The Bureau of Land Management issued a decision today that will help improve the health of public lands by enhancing the agency’s ability to control and manage vegetation – including invasive and noxious weeds – and helping reduce fire-prone fuels, such as cheatgrass. The BLM’s decision – known as the Record of Decision for the Final Programmatic Environmental Impact Statement on vegetation treatment and fuels reduction – was developed on a national level to analyze the environmental effects of herbicides for treating and managing vegetation on Western public lands.
Reframing School Dropout as a Public Health Issue
Source: Preventing Chronic Disease (CDC)
Good education predicts good health, and disparities in health and in educational achievement are closely linked. Despite these connections, public health professionals rarely make reducing the number of students who drop out of school a priority, although nearly one-third of all students in the United States and half of black, Latino, and American Indian students do not graduate from high school on time. In this article, we summarize knowledge on the health benefits of high school graduation and discuss the pathways by which graduating from high school contributes to good health. We examine strategies for reducing school dropout rates with a focus on interventions that improve school completion rates by improving students’ health. Finally, we recommend actions health professionals can take to reframe the school dropout rate as a public health issue and to improve school completion rates in the United States.
October 6, 2007
The Endangered Species Act, which was created to help protect species in danger of extinction, put the very species it is supposed to protect at risk, according to a new study by the National Center for Policy Analysis (NCPA). The Act severely penalized landowners, and as a result, many fearful property owners have taken action to make their land inhospitable to endangered species.
+ Full Report (PDF; 612 KB)
Report: Pre-K Momentum Climbs to an All-Time High
Source: Pre-K Now
A record-breaking 36 states increased funding for pre-kindergarten according to a report released today by Pre-K Now. “Votes Count: Legislative Action on Pre-K Fiscal Year 2008,” an annual state-by-state analysis of legislative support for pre-k, shows historic momentum for funding early education across the country, with 528 million new dollars committed to providing at least 88,000 more children access to pre-k. The number of states increasing pre-k funding breaks last year’s record of 34, and far exceeds the FY05 record of 15.

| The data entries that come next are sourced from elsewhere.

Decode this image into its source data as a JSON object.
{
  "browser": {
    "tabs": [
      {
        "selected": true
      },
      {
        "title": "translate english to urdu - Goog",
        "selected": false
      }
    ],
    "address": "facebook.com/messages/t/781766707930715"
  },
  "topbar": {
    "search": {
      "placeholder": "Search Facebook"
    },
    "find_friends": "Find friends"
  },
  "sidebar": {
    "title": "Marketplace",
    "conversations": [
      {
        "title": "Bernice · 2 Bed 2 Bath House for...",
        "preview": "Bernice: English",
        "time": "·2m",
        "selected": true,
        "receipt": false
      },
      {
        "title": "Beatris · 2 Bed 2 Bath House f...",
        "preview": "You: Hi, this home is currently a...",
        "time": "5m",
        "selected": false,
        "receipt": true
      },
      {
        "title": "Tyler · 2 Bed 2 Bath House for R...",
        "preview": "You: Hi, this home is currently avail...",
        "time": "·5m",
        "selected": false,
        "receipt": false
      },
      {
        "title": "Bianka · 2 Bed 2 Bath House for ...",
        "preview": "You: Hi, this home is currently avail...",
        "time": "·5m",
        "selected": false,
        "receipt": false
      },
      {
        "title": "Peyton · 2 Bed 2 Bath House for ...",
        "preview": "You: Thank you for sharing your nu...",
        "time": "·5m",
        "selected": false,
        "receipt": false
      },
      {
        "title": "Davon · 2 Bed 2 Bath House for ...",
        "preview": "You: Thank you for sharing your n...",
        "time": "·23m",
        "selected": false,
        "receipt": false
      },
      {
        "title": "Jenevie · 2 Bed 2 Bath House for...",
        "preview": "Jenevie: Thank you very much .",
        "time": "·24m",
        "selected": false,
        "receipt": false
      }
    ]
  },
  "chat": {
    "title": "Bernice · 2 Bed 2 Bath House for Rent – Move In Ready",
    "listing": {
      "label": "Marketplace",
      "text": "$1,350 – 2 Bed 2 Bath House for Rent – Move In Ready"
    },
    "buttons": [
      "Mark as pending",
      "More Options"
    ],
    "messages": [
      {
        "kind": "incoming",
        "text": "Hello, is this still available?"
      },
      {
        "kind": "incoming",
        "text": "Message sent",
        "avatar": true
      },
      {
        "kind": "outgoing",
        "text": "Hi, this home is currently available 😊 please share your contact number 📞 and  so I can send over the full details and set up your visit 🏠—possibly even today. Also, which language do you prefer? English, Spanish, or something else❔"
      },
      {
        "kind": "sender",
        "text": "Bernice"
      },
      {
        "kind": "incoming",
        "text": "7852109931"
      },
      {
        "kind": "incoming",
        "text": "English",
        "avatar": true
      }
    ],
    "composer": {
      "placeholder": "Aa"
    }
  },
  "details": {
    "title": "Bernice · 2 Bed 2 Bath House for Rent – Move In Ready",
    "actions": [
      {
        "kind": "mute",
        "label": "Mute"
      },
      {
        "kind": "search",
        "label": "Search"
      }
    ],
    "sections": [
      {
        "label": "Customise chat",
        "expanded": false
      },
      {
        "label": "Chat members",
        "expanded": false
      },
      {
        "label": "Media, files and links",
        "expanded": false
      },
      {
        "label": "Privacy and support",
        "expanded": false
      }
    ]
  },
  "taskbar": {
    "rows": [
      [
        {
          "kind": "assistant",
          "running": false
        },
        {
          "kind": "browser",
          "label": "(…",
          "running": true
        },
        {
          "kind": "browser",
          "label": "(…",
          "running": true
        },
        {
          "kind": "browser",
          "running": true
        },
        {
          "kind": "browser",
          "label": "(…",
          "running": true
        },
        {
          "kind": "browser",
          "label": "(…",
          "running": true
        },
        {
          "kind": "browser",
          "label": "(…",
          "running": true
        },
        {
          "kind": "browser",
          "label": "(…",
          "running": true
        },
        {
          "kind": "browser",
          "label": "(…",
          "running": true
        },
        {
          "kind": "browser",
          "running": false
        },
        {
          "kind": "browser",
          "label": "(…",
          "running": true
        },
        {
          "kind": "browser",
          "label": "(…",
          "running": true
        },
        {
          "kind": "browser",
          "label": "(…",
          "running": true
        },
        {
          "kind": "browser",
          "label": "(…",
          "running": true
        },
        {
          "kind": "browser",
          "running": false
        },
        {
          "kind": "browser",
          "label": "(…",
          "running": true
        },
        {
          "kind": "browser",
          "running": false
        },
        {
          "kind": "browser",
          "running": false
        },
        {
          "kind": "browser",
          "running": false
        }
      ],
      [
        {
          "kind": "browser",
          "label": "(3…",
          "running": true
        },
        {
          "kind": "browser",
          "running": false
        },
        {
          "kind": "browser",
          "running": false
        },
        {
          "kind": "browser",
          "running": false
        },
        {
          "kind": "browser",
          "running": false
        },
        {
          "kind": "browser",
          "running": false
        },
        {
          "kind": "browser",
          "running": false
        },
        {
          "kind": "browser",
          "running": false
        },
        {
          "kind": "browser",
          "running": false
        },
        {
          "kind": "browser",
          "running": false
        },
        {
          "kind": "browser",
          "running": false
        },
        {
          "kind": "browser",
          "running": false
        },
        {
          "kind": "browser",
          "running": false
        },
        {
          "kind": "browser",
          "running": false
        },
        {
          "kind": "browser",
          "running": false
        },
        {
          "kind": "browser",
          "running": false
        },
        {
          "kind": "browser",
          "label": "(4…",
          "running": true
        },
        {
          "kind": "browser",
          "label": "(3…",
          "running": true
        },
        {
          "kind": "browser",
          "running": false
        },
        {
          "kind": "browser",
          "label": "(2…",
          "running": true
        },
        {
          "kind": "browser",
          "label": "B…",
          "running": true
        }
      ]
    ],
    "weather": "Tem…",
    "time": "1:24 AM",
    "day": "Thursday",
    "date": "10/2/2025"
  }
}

October 5, 2007
Securing the Bomb: 2007
187 pages; PDF.
See Also: Executive Summary (12 pages; PDF)
Source: Nuclear Threat Inititative and
Project On Managing The Atom
Belfer Center For Science And International Affairs
John F. Kennedy School Of Government